340 BC in various calendars
Gregorian calendar340 BC
Ab urbe condita414
Ancient Egypt eraXXXI dynasty, 4
- PharaohArtaxerxes III of Persia, 4
Ancient Greek era110th Olympiad (victor
Assyrian calendar4411
Balinese saka calendarN/A
Bengali calendar−932
Berber calendar611
Buddhist calendar205
Burmese calendar−977
Byzantine calendar5169–5170
Chinese calendar庚辰年 (Metal Dragon)
2358 or 2151
    — to —
辛巳年 (Metal Snake)
2359 or 2152
Coptic calendar−623 – −622
Discordian calendar827
Ethiopian calendar−347 – −346
Hebrew calendar3421–3422
Hindu calendars
 - Vikram Samvat−283 – −282
 - Shaka SamvatN/A
 - Kali Yuga2761–2762
Holocene calendar9661
Iranian calendar961 BP – 960 BP
Islamic calendar991 BH – 990 BH
Javanese calendarN/A
Julian calendarN/A
Korean calendar1994
Minguo calendar2251 before ROC
Nanakshahi calendar−1807
Thai solar calendar203–204
Tibetan calendar阳金龙年
(male Iron-Dragon)
−213 or −594 or −1366
    — to —
(female Iron-Snake)
−212 or −593 or −1365

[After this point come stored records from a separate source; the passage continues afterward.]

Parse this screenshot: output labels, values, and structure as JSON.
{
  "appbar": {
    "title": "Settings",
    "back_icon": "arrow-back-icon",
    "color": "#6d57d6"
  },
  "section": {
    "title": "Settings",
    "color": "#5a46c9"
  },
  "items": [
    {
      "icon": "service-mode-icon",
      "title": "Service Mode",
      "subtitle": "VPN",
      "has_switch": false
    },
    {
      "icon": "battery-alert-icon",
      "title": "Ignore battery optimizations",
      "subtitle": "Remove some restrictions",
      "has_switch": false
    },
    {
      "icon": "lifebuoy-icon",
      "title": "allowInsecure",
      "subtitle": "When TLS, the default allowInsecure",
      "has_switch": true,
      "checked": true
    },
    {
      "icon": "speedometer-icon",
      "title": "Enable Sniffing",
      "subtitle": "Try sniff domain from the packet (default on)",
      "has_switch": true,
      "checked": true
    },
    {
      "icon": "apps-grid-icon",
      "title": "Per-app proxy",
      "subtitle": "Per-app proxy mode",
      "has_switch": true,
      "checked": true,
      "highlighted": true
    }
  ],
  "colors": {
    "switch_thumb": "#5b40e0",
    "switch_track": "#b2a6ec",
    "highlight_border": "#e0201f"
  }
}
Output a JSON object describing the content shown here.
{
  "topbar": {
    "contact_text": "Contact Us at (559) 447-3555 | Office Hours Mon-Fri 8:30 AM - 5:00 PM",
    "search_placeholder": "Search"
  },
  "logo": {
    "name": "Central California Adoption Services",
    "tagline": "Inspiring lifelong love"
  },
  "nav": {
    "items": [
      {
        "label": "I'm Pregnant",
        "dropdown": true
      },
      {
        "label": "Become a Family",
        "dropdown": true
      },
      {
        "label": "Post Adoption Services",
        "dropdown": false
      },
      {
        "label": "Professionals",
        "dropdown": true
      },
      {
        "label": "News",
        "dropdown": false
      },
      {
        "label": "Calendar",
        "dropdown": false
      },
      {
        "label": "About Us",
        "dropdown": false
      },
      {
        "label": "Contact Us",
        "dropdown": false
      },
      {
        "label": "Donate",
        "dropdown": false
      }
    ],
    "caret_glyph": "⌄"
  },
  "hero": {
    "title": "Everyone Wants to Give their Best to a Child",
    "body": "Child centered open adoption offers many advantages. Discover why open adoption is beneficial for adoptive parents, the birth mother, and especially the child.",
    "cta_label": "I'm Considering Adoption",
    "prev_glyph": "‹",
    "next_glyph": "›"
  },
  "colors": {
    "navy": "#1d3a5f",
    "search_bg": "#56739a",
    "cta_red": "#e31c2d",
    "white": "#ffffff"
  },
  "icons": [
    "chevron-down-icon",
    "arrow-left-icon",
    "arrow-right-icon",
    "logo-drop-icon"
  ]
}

Year 340 BC was a year of the pre-Julian Roman calendar. At the time it was known as the Year of the Consulship of Torquatus and Mus (or, less frequently, year 414 Ab urbe condita). The denomination 340 BC for this year has been used since the early medieval period, when the Anno Domini calendar era became the prevalent method in Europe for naming years.


By place[edit]

Persian Empire[edit]



  • Hicetas, the tyrant of Leontini, again persuades Carthage to send a large army to Sicily, which lands at Lilybaeum. Timoleon of Syracuse meets this large Carthaginian army in the Battle of the Crimissus in the west of Sicily and achieves a brilliant victory against superior odds. Despite this victory, the Carthaginians continue to occupy the western half of Sicily, with a treaty being concluded that confines the Carthaginians to the area west of the Halycus (Platani) River.

Roman Republic[edit]

  • An embassy is sent by the Latin peoples to the Roman Senate asking for the formation of a single republic between Rome and Latium, in which both parties would be considered to be equal. As Rome considers that it is the leader of the Latin League, it refuses to treat the Latin people as being equal politically, or to have Latin people in the Roman Senate. With Rome's refusal of the proposal, the Latin War begins. The Latins fight with the Campanians, while Rome joins the Samnites to attack the Latins. Only the Laurentes in Latium and the equites of Campania remain with the Romans, who, for their part, find support among the Paeligni.
  • The Roman-Samnite army under consuls Publius Decius Mus and Titus Manlius Torquatus attack and defeat the Latins and Campanians near Mount Vesuvius in the Battle of Vesuvius.
  • The Romans succeed in detaching the Campanians from their alliance with the Latins (through their fear of the Samnites) and induce them to make a separate peace. Three Campanian cities, including Capua and Cumae, are granted Roman citizenship and thus become part of the Roman state. The Roman state now extends to the Bay of Naples.